▸ **What you need to do**:
In the listing below, count the lines containing the string "Liberación". Reply with that number only.

------------------------

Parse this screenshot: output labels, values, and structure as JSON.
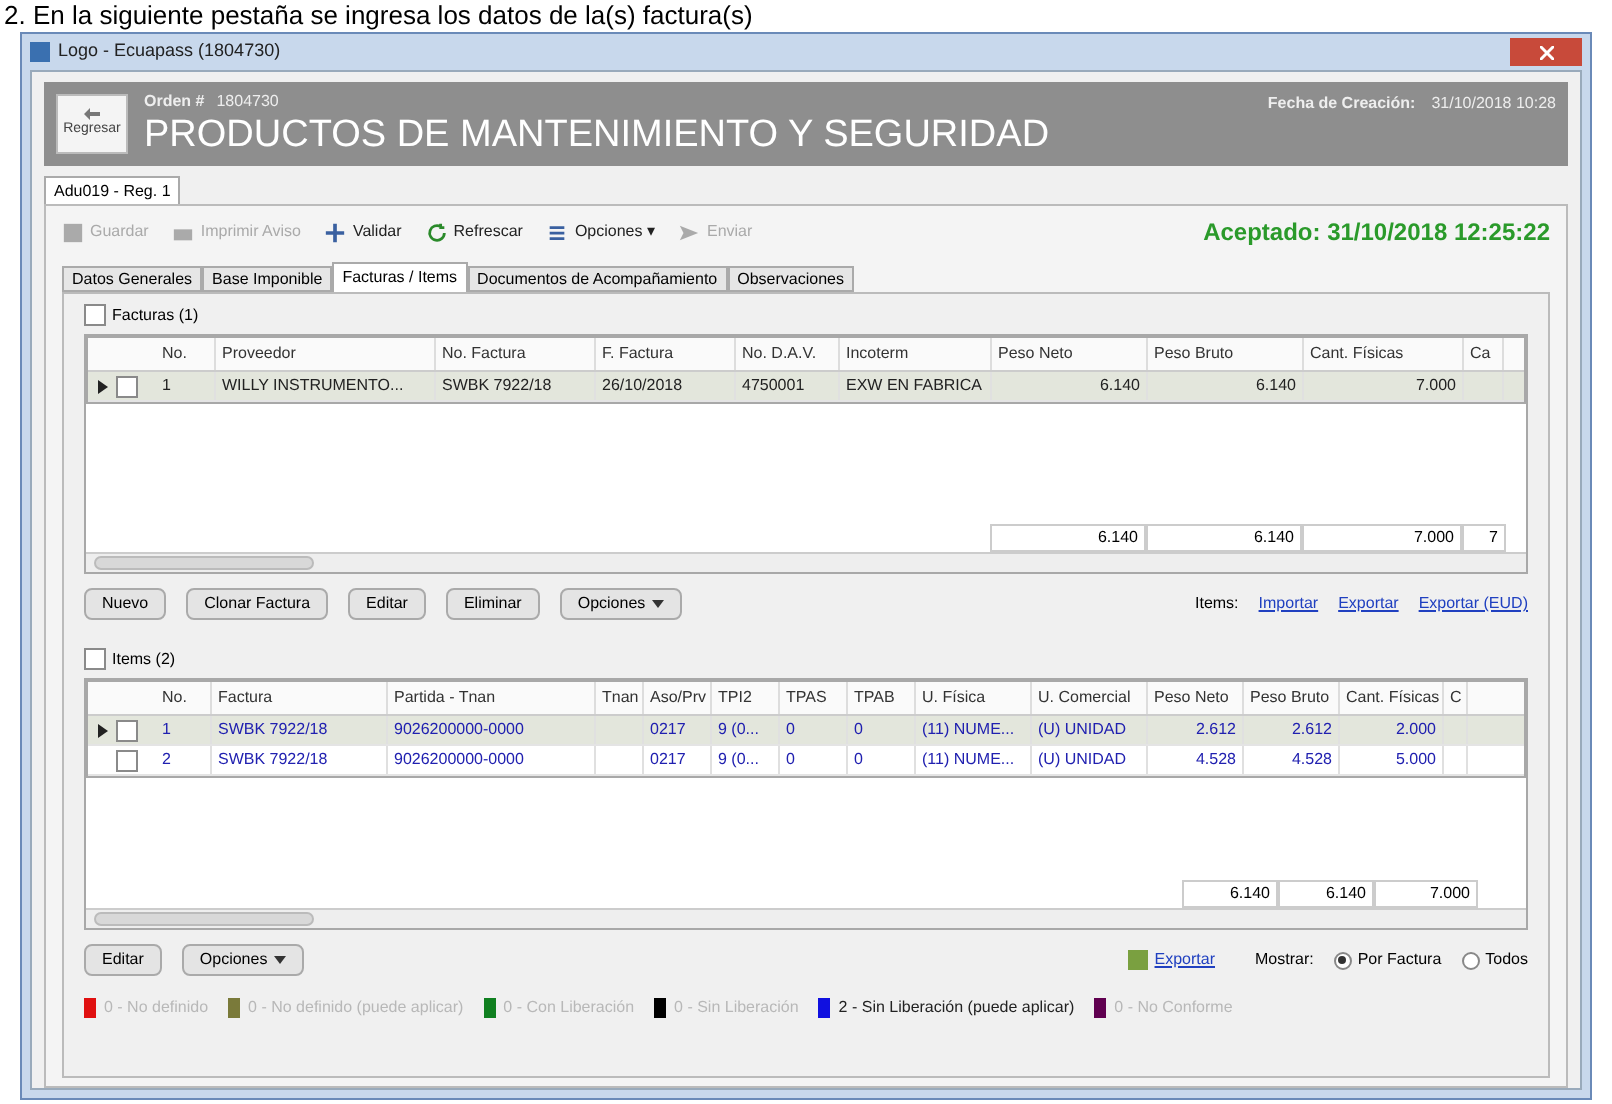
{
  "caption": "2. En la siguiente pestaña se ingresa los datos de la(s) factura(s)",
  "window": {
    "title": "Logo - Ecuapass (1804730)"
  },
  "header": {
    "back_button": "Regresar",
    "order_label": "Orden #",
    "order_number": "1804730",
    "title": "PRODUCTOS DE MANTENIMIENTO Y SEGURIDAD",
    "date_label": "Fecha de Creación:",
    "date_value": "31/10/2018 10:28"
  },
  "document_tab": "Adu019 - Reg. 1",
  "toolbar": [
    {
      "label": "Guardar",
      "disabled": true
    },
    {
      "label": "Imprimir Aviso",
      "disabled": true
    },
    {
      "label": "Validar",
      "disabled": false
    },
    {
      "label": "Refrescar",
      "disabled": false
    },
    {
      "label": "Opciones ▾",
      "disabled": false
    },
    {
      "label": "Enviar",
      "disabled": true
    }
  ],
  "status": "Aceptado: 31/10/2018 12:25:22",
  "tabs": [
    {
      "label": "Datos Generales",
      "selected": false
    },
    {
      "label": "Base Imponible",
      "selected": false
    },
    {
      "label": "Facturas / Items",
      "selected": true
    },
    {
      "label": "Documentos de Acompañamiento",
      "selected": false
    },
    {
      "label": "Observaciones",
      "selected": false
    }
  ],
  "invoices": {
    "label": "Facturas (1)",
    "checked": false,
    "columns": [
      "No.",
      "Proveedor",
      "No. Factura",
      "F. Factura",
      "No. D.A.V.",
      "Incoterm",
      "Peso Neto",
      "Peso Bruto",
      "Cant. Físicas",
      "Ca"
    ],
    "rows": [
      {
        "selected": true,
        "checked": false,
        "cells": [
          "1",
          "WILLY INSTRUMENTO...",
          "SWBK 7922/18",
          "26/10/2018",
          "4750001",
          "EXW EN FABRICA",
          "6.140",
          "6.140",
          "7.000",
          ""
        ]
      }
    ],
    "totals": [
      "6.140",
      "6.140",
      "7.000",
      "7"
    ]
  },
  "invoice_buttons": [
    "Nuevo",
    "Clonar Factura",
    "Editar",
    "Eliminar",
    "Opciones"
  ],
  "items_links": {
    "label": "Items:",
    "links": [
      "Importar",
      "Exportar",
      "Exportar (EUD)"
    ]
  },
  "items": {
    "label": "Items (2)",
    "checked": false,
    "columns": [
      "No.",
      "Factura",
      "Partida - Tnan",
      "Tnan",
      "Aso/Prv",
      "TPI2",
      "TPAS",
      "TPAB",
      "U. Física",
      "U. Comercial",
      "Peso Neto",
      "Peso Bruto",
      "Cant. Físicas",
      "C"
    ],
    "rows": [
      {
        "selected": true,
        "checked": false,
        "cells": [
          "1",
          "SWBK 7922/18",
          "9026200000-0000",
          "",
          "0217",
          "9 (0...",
          "0",
          "0",
          "(11) NUME...",
          "(U) UNIDAD",
          "2.612",
          "2.612",
          "2.000",
          ""
        ]
      },
      {
        "selected": false,
        "checked": false,
        "cells": [
          "2",
          "SWBK 7922/18",
          "9026200000-0000",
          "",
          "0217",
          "9 (0...",
          "0",
          "0",
          "(11) NUME...",
          "(U) UNIDAD",
          "4.528",
          "4.528",
          "5.000",
          ""
        ]
      }
    ],
    "totals": [
      "6.140",
      "6.140",
      "7.000"
    ]
  },
  "item_buttons": [
    "Editar",
    "Opciones"
  ],
  "export_link": "Exportar",
  "show": {
    "label": "Mostrar:",
    "options": [
      {
        "label": "Por Factura",
        "selected": true
      },
      {
        "label": "Todos",
        "selected": false
      }
    ]
  },
  "legend": [
    {
      "label": "0 - No definido",
      "color": "#e01010",
      "dimmed": true
    },
    {
      "label": "0 - No definido (puede aplicar)",
      "color": "#7a7a3a",
      "dimmed": true
    },
    {
      "label": "0 - Con Liberación",
      "color": "#108020",
      "dimmed": true
    },
    {
      "label": "0 - Sin Liberación",
      "color": "#000000",
      "dimmed": true
    },
    {
      "label": "2 - Sin Liberación (puede aplicar)",
      "color": "#1010e0",
      "dimmed": false
    },
    {
      "label": "0 - No Conforme",
      "color": "#600050",
      "dimmed": true
    }
  ]
}
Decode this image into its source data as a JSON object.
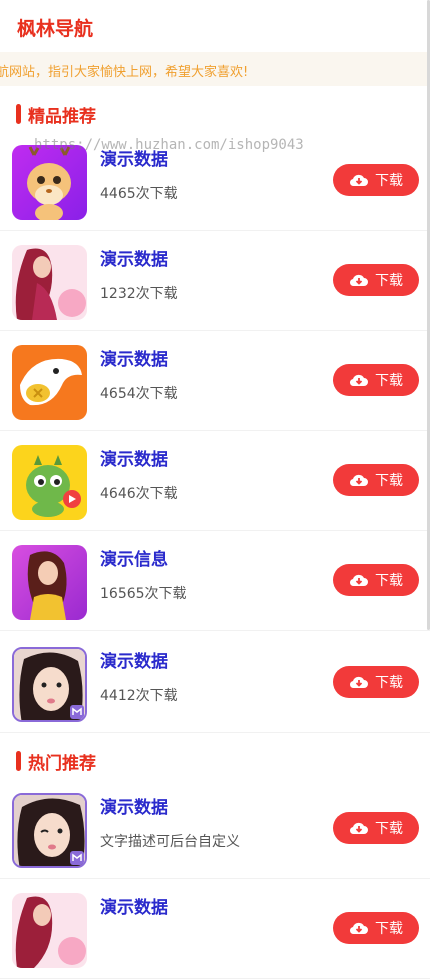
{
  "header": {
    "title": "枫林导航"
  },
  "marquee": {
    "text": "航网站，指引大家愉快上网，希望大家喜欢!"
  },
  "sections": [
    {
      "title": "精品推荐"
    },
    {
      "title": "热门推荐"
    }
  ],
  "download_label": "下载",
  "watermark": "https://www.huzhan.com/ishop9043",
  "featured": [
    {
      "name": "演示数据",
      "desc": "4465次下载",
      "icon": "deer-cartoon-icon"
    },
    {
      "name": "演示数据",
      "desc": "1232次下载",
      "icon": "woman-pink-icon"
    },
    {
      "name": "演示数据",
      "desc": "4654次下载",
      "icon": "shark-orange-icon"
    },
    {
      "name": "演示数据",
      "desc": "4646次下载",
      "icon": "dragon-yellow-icon"
    },
    {
      "name": "演示信息",
      "desc": "16565次下载",
      "icon": "woman-purple-icon"
    },
    {
      "name": "演示数据",
      "desc": "4412次下载",
      "icon": "girl-portrait-icon"
    }
  ],
  "hot": [
    {
      "name": "演示数据",
      "desc": "文字描述可后台自定义",
      "icon": "girl-portrait-icon"
    },
    {
      "name": "演示数据",
      "desc": "",
      "icon": "woman-pink-icon"
    }
  ],
  "colors": {
    "accent": "#e8301e",
    "button": "#f23a3a",
    "name": "#2a2acc",
    "marquee": "#f0a030"
  }
}
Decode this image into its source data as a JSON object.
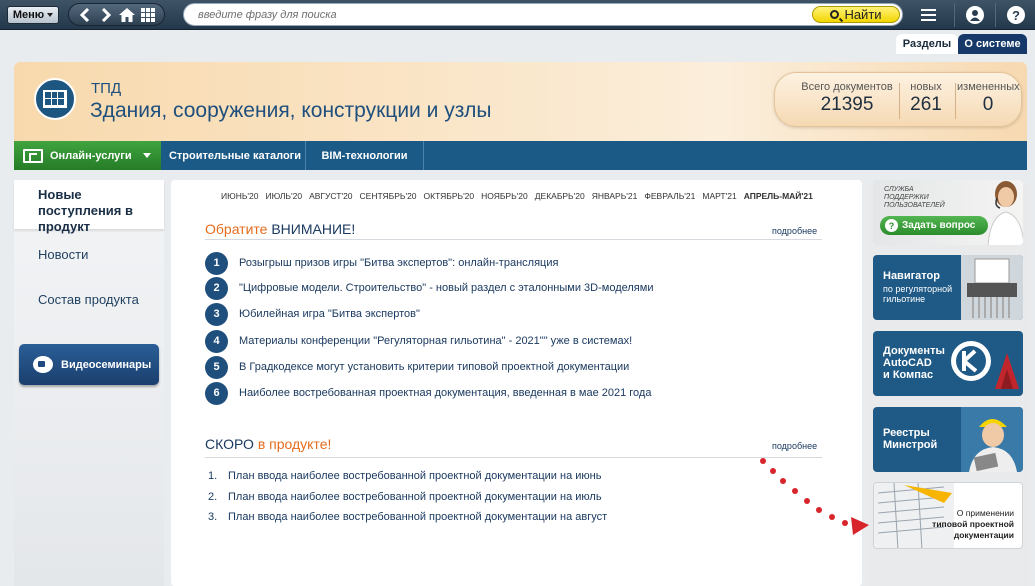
{
  "toolbar": {
    "menu_label": "Меню",
    "search_placeholder": "введите фразу для поиска",
    "find_label": "Найти",
    "help_label": "?"
  },
  "top_tabs": [
    "Разделы",
    "О системе"
  ],
  "header": {
    "abbr": "ТПД",
    "title": "Здания, сооружения, конструкции и узлы",
    "counts": [
      {
        "label": "Всего документов",
        "value": "21395"
      },
      {
        "label": "новых",
        "value": "261"
      },
      {
        "label": "измененных",
        "value": "0"
      }
    ]
  },
  "nav": {
    "online_label": "Онлайн-услуги",
    "items": [
      "Строительные каталоги",
      "BIM-технологии"
    ]
  },
  "sidebar": {
    "items": [
      "Новые поступления в продукт",
      "Новости",
      "Состав продукта"
    ],
    "video_label": "Видеосеминары"
  },
  "months": [
    "ИЮНЬ'20",
    "ИЮЛЬ'20",
    "АВГУСТ'20",
    "СЕНТЯБРЬ'20",
    "ОКТЯБРЬ'20",
    "НОЯБРЬ'20",
    "ДЕКАБРЬ'20",
    "ЯНВАРЬ'21",
    "ФЕВРАЛЬ'21",
    "МАРТ'21",
    "АПРЕЛЬ-МАЙ'21"
  ],
  "attention": {
    "title_a": "Обратите ",
    "title_b": "ВНИМАНИЕ!",
    "more": "подробнее",
    "items": [
      "Розыгрыш призов игры \"Битва экспертов\": онлайн-трансляция",
      "\"Цифровые модели. Строительство\" - новый раздел с эталонными 3D-моделями",
      "Юбилейная игра \"Битва экспертов\"",
      "Материалы конференции \"Регуляторная гильотина\" - 2021\"\" уже в системах!",
      "В Градкодексе могут установить критерии типовой проектной документации",
      "Наиболее востребованная проектная документация, введенная в мае 2021 года"
    ]
  },
  "soon": {
    "title_a": "СКОРО ",
    "title_b": "в продукте!",
    "more": "подробнее",
    "items": [
      "План ввода наиболее востребованной проектной документации на июнь",
      "План ввода наиболее востребованной проектной документации на июль",
      "План ввода наиболее востребованной проектной документации на август"
    ]
  },
  "banners": {
    "support_text": [
      "СЛУЖБА",
      "ПОДДЕРЖКИ",
      "ПОЛЬЗОВАТЕЛЕЙ"
    ],
    "ask_label": "Задать вопрос",
    "navigator": {
      "title": "Навигатор",
      "sub": "по регуляторной гильотине"
    },
    "autocad": [
      "Документы",
      "AutoCAD",
      "и Компас"
    ],
    "registry": [
      "Реестры",
      "Минстрой"
    ],
    "typical": {
      "line1": "О применении",
      "line2": "типовой проектной",
      "line3": "документации"
    }
  },
  "colors": {
    "accent": "#1f5a86",
    "orange": "#e46c1e",
    "green": "#2c8c2c",
    "find": "#f2d600"
  }
}
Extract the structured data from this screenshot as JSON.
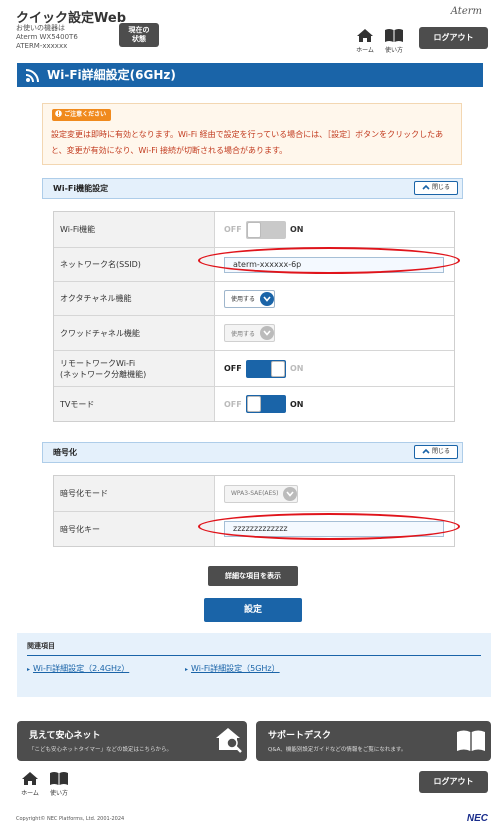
{
  "header": {
    "app_title": "クイック設定Web",
    "device_label": "お使いの機器は",
    "device_model": "Aterm WX5400T6",
    "device_name": "ATERM-xxxxxx",
    "status_button": "現在の\n状態",
    "brand": "Aterm",
    "home_label": "ホーム",
    "manual_label": "使い方",
    "logout_label": "ログアウト"
  },
  "page": {
    "title": "Wi-Fi詳細設定(6GHz)"
  },
  "caution": {
    "badge": "ご注意ください",
    "text": "設定変更は即時に有効となります。Wi-Fi 経由で設定を行っている場合には、［設定］ボタンをクリックしたあと、変更が有効になり、Wi-Fi 接続が切断される場合があります。"
  },
  "wifi_section": {
    "title": "Wi-Fi機能設定",
    "close_label": "閉じる",
    "rows": [
      {
        "label": "Wi-Fi機能",
        "type": "toggle",
        "off": "OFF",
        "on": "ON",
        "state": "on",
        "enabled": false
      },
      {
        "label": "ネットワーク名(SSID)",
        "type": "text",
        "value": "aterm-xxxxxx-6p"
      },
      {
        "label": "オクタチャネル機能",
        "type": "select",
        "value": "使用する",
        "enabled": true
      },
      {
        "label": "クワッドチャネル機能",
        "type": "select",
        "value": "使用する",
        "enabled": false
      },
      {
        "label": "リモートワークWi-Fi\n(ネットワーク分離機能)",
        "type": "toggle",
        "off": "OFF",
        "on": "ON",
        "state": "off",
        "enabled": true
      },
      {
        "label": "TVモード",
        "type": "toggle",
        "off": "OFF",
        "on": "ON",
        "state": "on",
        "enabled": true
      }
    ]
  },
  "encryption_section": {
    "title": "暗号化",
    "close_label": "閉じる",
    "rows": [
      {
        "label": "暗号化モード",
        "type": "select",
        "value": "WPA3-SAE(AES)",
        "enabled": false
      },
      {
        "label": "暗号化キー",
        "type": "text",
        "value": "zzzzzzzzzzzzz"
      }
    ]
  },
  "buttons": {
    "show_details": "詳細な項目を表示",
    "apply": "設定"
  },
  "related": {
    "title": "関連項目",
    "links": [
      "Wi-Fi詳細設定（2.4GHz）",
      "Wi-Fi詳細設定（5GHz）"
    ]
  },
  "banners": [
    {
      "title": "見えて安心ネット",
      "subtitle": "「こども安心ネットタイマー」などの設定はこちらから。"
    },
    {
      "title": "サポートデスク",
      "subtitle": "Q&A、機能別設定ガイドなどの情報をご覧になれます。"
    }
  ],
  "footer": {
    "home_label": "ホーム",
    "manual_label": "使い方",
    "logout_label": "ログアウト",
    "copyright": "Copyright© NEC Platforms, Ltd. 2001-2024",
    "brand": "NEC"
  },
  "colors": {
    "primary": "#1a64a8",
    "dark_button": "#4d4d4d",
    "caution_text": "#c23a1e",
    "caution_badge": "#f08a1d",
    "highlight": "#e0141b"
  }
}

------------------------

▸ **Result of the task**:
3